_Exercise materials_
Start of Block
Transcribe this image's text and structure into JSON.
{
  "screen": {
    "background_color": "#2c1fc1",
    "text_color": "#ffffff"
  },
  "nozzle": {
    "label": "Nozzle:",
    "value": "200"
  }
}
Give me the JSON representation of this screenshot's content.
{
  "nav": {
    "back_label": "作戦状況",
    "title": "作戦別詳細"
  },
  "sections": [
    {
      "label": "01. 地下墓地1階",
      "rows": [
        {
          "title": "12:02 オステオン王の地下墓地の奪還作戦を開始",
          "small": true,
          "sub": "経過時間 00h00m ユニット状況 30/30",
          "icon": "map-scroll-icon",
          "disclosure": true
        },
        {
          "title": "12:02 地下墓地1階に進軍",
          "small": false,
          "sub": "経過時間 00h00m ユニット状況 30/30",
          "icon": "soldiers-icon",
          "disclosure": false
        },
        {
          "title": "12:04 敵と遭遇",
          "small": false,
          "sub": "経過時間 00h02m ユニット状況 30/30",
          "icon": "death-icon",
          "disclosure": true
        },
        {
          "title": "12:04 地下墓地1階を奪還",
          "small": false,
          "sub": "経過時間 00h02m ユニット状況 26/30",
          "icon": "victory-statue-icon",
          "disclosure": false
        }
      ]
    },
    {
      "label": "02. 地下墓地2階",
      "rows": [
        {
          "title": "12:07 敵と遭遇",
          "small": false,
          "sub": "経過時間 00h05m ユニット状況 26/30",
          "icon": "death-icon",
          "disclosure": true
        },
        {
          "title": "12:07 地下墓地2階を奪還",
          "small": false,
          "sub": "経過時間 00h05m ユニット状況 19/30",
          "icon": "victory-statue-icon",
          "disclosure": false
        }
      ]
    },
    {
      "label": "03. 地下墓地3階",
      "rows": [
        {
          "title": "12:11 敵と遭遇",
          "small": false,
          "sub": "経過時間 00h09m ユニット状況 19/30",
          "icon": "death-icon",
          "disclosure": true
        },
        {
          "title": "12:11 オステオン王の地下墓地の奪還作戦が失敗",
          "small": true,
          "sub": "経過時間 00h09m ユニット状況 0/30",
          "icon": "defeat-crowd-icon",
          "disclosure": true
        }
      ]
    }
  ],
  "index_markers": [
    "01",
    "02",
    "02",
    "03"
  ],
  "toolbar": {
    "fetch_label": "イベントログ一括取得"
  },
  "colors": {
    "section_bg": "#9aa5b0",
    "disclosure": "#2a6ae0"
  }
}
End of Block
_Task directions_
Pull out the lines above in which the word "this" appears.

_Answer_
Transcribe this image's text and structure into JSON.
Give me the JSON representation of this screenshot's content.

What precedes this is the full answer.